CoreLogic® released its latest National Foreclosure Report for April 2016 today, showing that the number of homeowners in active foreclosure had went down by 23.4%, and completed foreclosures dropped by 15.8% compared with April 2015. The number of completed foreclosures nationwide decreased year over year from 43,000 in April 2015 to 37,000 in April 2016, representing a decrease of 68.9% from the peak of 117,813 in September 2010.
Mortgages that are in serious delinquency (past due 90 days or more) are currently at the lowest level since October 2007. CoreLogic reported 1.1 million mortgages in serious delinquency, which was a decrease of 21.6% from April 2015 to April 2016.
The current national foreclosure inventory is at approximately 406,000 or 1.1%, of all homes with a mortgage, compared with 530,000 homes or 1.4% in April 2015. April foreclosure inventory was the lowest for any month since September 2007.
There have been approximately 6.2 million completed foreclosures across the nation since the financial crisis began in September 2008. An approximate total of 8.3 million homes have been lost to foreclosure.

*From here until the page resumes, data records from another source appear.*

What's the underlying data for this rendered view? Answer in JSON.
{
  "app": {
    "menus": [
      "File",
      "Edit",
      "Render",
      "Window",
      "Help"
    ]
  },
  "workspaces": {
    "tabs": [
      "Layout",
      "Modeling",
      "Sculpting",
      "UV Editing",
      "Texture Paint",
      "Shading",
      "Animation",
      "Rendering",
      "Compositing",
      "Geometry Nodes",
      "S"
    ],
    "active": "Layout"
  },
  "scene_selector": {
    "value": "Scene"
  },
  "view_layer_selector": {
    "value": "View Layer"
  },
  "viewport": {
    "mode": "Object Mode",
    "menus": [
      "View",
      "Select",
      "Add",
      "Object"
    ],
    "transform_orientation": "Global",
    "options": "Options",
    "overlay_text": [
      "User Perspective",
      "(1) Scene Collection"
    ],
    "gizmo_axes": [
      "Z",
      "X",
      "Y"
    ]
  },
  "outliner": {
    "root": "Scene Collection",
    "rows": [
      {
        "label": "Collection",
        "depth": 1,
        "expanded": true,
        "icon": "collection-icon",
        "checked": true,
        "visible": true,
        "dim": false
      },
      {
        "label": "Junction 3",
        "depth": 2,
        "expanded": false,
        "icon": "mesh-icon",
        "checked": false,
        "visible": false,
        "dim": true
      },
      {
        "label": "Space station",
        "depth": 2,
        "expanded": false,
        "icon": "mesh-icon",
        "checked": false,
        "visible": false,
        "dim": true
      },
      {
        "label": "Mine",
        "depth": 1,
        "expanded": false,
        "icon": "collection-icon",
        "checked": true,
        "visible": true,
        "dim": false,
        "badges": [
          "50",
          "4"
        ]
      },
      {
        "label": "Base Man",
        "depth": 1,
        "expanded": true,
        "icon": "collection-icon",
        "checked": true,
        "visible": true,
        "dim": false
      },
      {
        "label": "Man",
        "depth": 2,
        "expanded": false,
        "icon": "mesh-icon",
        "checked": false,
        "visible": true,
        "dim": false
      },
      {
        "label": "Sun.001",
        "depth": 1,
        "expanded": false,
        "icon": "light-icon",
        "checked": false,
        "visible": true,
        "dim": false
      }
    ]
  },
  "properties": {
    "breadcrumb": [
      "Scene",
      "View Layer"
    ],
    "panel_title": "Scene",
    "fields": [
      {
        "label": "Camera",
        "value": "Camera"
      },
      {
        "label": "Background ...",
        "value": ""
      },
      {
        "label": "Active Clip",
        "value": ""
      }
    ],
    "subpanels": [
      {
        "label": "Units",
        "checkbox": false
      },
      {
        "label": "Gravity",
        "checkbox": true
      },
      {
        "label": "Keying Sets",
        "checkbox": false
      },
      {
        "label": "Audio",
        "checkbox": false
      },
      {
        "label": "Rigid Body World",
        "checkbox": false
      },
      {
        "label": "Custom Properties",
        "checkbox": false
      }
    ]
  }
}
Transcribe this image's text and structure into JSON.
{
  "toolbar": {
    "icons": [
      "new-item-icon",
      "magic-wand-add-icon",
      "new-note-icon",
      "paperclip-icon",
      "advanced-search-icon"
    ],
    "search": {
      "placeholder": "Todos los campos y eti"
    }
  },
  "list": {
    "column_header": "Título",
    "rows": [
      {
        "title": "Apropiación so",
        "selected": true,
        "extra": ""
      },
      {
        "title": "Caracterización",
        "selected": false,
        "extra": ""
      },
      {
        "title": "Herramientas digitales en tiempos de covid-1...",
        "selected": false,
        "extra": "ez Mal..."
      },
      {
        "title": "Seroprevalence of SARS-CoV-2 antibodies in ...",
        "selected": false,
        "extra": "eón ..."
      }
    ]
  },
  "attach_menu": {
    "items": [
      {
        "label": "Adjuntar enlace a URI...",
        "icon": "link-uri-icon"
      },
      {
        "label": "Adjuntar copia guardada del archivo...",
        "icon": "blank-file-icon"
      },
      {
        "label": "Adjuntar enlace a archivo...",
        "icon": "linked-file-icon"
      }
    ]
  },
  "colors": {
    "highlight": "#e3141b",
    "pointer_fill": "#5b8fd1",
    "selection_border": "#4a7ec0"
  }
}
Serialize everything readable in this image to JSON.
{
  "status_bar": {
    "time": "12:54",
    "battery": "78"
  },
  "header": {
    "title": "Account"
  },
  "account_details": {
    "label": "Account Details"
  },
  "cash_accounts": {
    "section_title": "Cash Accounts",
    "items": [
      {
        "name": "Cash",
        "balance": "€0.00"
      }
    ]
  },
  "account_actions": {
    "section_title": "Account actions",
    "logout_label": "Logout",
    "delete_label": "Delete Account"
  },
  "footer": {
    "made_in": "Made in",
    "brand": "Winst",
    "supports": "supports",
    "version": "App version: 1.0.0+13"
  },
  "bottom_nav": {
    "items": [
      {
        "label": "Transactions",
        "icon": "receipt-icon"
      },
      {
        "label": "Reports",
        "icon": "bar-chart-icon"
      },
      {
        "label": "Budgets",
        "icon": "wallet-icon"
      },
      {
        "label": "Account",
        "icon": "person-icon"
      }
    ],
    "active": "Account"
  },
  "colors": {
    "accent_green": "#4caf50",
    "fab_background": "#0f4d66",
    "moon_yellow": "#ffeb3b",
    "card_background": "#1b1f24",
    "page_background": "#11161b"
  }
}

Dr. Frank Nothaft, chief economist for CoreLogic had issued this statement along with the report:
“The recovery in home prices and improved labor market have contributed to the drop in seriously delinquent rates over the 12 months through April, the CoreLogic Home Price Index for the U.S. rose 6.2 percent and the labor market gained 2.6 million jobs. We also found that the seriously delinquent rate fell by about three-quarters of a percentage point.”
The president and CEO of CoreLogic, Anand Nallathambi had said:
“The number of homeowners who have negative equity has fallen by two-thirds since its 2010 peak, and the number of borrowers in foreclosure proceedings has also continued to drop. Despite this progress, about four million homeowners remained underwater at the end of the first quarter, and these borrowers are more vulnerable to foreclosure proceedings if they should fall delinquent.”
Here are some more charts from the CoreLogic report.